On November 10, NASA announced that it had signed the Human Rating Certification Scheme. This made the crew dragon and related systems the first spacecraft system in history that could transport humans from the International Space Station.
The capsule packs an array of advanced technology. It has three touchscreen displays, which the company suggests enable the crew to manually fly the capsules if necessary. The crew has the option to fly the capsule autonomously, as it is designed to do so by default.
The capsule contains a set of Superdraco thrusters. Had the launch gone wrong, these thrusters would have enabled the capsule to be taken away from Falcon 9 and the crew to safety.
These thrusters are powerful. During an in-flight abortion test in January, the capsule achieved a velocity of Mach 2.2, which was more than double the speed of sound.
After launch, Falcon 9 booster successfully landed Just read the instructions droneship. This booster Will be used To fly the next team of astronauts, as part of the mission “Crew-2”.
“We haven’t yet; Associate Administrator of Human Exploration and Operations at NASA Headquarters, Kathy Ladders, said we need to keep going.” This spacecraft is out there with those four precious crew members. And we’ll get them tomorrow. Going to the International Space Station safely. “
The mission is scheduled to autonomously dock with the space station on Monday 16 November at 11 am Eastern.
In the shlokas Analysis – Successful flight is great news for NASA’s upcoming plans. The agency hopes to send a “Crew-2” mission in early 2021, followed by “Crew-3” in late 2021.

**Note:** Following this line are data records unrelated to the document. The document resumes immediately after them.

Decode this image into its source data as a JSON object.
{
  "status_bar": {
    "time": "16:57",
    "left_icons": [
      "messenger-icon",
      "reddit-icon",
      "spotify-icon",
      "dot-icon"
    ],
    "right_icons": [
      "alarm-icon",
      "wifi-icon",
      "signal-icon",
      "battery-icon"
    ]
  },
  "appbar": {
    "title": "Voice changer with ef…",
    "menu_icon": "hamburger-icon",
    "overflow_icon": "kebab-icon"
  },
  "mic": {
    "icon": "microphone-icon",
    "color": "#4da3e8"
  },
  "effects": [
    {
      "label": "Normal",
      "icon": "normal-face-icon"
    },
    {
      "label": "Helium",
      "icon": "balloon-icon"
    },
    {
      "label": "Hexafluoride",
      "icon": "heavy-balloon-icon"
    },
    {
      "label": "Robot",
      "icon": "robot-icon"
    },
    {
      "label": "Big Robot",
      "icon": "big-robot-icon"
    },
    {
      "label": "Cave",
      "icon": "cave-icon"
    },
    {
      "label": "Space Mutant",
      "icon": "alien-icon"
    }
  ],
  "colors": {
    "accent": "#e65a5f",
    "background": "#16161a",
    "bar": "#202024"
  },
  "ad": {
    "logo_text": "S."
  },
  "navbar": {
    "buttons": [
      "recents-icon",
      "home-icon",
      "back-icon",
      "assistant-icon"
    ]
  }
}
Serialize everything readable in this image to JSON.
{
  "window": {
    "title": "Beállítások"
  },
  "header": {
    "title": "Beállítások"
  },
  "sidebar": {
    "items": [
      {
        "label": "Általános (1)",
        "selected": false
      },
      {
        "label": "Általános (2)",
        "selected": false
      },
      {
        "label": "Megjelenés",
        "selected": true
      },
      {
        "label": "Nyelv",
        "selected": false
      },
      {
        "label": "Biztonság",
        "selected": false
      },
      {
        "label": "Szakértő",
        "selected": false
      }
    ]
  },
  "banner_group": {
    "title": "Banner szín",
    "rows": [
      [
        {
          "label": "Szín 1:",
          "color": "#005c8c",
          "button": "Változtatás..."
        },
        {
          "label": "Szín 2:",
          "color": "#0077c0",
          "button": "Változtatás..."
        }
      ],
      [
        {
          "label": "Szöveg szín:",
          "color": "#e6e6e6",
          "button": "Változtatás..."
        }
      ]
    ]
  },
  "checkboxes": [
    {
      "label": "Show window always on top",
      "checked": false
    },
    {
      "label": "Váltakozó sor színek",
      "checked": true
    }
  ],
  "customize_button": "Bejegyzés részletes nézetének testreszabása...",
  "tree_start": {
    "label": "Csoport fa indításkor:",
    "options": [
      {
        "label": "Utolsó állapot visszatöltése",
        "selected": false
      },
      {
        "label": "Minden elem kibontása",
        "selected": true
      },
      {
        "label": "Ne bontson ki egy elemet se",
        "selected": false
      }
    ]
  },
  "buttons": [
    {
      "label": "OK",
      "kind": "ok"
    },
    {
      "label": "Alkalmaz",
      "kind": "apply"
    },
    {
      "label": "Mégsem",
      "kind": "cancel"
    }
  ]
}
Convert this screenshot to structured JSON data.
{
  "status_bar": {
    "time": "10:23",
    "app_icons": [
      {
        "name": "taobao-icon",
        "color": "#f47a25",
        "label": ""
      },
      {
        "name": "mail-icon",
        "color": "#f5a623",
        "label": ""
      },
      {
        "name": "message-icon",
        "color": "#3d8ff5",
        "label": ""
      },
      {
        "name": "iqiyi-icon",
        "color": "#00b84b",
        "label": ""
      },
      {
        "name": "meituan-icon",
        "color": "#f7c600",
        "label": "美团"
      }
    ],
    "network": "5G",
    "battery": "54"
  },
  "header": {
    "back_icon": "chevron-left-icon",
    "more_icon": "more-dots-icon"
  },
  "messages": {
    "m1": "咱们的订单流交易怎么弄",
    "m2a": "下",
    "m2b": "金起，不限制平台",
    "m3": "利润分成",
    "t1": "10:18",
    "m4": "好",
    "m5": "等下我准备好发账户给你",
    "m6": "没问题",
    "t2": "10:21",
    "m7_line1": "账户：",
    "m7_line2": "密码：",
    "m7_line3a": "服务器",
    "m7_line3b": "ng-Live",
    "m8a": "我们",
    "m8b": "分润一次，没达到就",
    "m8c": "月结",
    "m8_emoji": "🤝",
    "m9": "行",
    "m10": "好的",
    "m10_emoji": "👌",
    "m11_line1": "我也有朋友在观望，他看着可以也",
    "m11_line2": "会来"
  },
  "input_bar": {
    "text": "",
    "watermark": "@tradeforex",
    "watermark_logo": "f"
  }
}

But it is part of a new era of commercial spacecraft, perhaps best demonstrated by a planned crew dragon mission that would send Tom Cruise to shoot a film in space. What else could be easier to enable space?